The Air Force’s 45th Space Wing, which is helping SpaceX with the investigation, declined to comment because the investigation is ongoing.
Read more "Implication of sabotage adds intrigue to SpaceX investigation"
California regulators, it turns out, take a dim view of Tesla Motors’ Autopilot — not the self-steering system itself, but the name.
In draft regulations released late Friday, the state Department of Motor Vehicles said car companies should not use the terms “self-driving,” “automated” or “auto-pilot” in advertising unless their cars are capable of driving themselves without human passengers paying attention.
For Palo Alto’s Tesla, that could pose a problem.
The company’s Autopilot system, available in both the Model S electric sedan and Model X SUV, can steer on its own and change lanes. But the human driver is supposed to remain ready to take the wheel whenever needed.
The fatal crash in May of a Tesla driver who appeared to be watching a Harry Potter video while Autopilot drove his car made the need for that requirement clear.
Read more "California to Tesla: Don’t call it ‘Autopilot’"
A group of 10 Republican members of Congress wrote Thursday that they are increasingly concerned about SpaceX’s ability to safely fly NASA astronauts and national security satellites after the company recently suffered its second rocket explosion in just over a year.
In a letter to the Air Force, NASA and the Federal Aviation Administration, the group said SpaceX should not be leading the investigation into its most recent failure, and that authority should be turned over to the federal government “to ensure that proper investigative engineering rigor is applied.”
Last year, an unmanned Falcon 9 rocket exploded a couple minutes after it launched a resupply mission to the International Space Station, destroying $118 million worth of cargo. Then, earlier this month, another Falcon 9 rocket blew up as it was being fueled ahead of an engine test. A $195 million commercial satellite sitting on top of the rocket was lost in the fireball.

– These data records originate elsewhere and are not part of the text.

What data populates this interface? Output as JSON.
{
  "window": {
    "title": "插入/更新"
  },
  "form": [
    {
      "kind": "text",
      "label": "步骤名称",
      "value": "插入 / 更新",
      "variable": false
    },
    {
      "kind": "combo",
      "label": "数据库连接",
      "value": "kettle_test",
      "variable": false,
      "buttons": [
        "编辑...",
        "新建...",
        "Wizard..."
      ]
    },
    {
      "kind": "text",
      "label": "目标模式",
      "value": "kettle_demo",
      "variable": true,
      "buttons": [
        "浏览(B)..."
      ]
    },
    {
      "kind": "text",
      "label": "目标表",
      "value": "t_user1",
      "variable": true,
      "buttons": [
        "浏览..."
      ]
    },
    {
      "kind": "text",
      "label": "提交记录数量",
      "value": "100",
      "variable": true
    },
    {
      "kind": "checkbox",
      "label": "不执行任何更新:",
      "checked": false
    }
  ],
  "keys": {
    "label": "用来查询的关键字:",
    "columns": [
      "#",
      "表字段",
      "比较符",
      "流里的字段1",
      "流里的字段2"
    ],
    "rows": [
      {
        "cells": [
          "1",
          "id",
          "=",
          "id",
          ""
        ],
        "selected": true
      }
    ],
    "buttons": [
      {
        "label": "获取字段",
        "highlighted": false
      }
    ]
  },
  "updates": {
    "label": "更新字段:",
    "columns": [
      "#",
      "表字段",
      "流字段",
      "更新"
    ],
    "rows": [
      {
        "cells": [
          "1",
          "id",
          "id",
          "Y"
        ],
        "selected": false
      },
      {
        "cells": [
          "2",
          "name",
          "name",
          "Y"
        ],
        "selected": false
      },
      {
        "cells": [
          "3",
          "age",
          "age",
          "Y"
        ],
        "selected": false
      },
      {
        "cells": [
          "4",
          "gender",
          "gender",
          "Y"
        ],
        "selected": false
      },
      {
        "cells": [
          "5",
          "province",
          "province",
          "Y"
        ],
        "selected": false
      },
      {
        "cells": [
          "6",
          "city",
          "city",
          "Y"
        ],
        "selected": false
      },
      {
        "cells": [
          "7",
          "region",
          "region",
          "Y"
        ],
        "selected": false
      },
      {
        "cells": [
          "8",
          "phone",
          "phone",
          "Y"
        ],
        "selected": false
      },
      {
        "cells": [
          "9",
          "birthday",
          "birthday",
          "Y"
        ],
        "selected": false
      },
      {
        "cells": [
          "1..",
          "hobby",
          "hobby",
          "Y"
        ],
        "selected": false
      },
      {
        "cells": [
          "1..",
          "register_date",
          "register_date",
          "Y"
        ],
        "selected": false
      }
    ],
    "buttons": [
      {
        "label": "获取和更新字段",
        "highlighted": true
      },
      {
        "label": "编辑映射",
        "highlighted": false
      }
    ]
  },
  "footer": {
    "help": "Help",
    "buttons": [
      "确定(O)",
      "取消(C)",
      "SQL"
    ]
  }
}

“These failures could have spelled disaster, even loss of life, had critical national security payloads or NASA crew been aboard those rockets,” wrote the members, many of whom represent states where SpaceX’s chief competitor, the United Launch Alliance, has a strong presence.
SpaceX declined to comment. After the Sept. 1 explosion, SpaceX founder Elon Musk said on Twitter that the Dragon capsule would have been able to abort in time, ferrying the astronauts on board to safety.
The company has said it is narrowing down the cause of the explosion, pinpointing a breach in a second-stage helium system. Earlier this week, Musk said the investigation was “vexing and difficult.” He stressed that finding out what went wrong is the company’s “absolute top priority” but said what actually caused the explosion was still unknown.
Read more "Business House Republicans cite concerns over SpaceX explosion"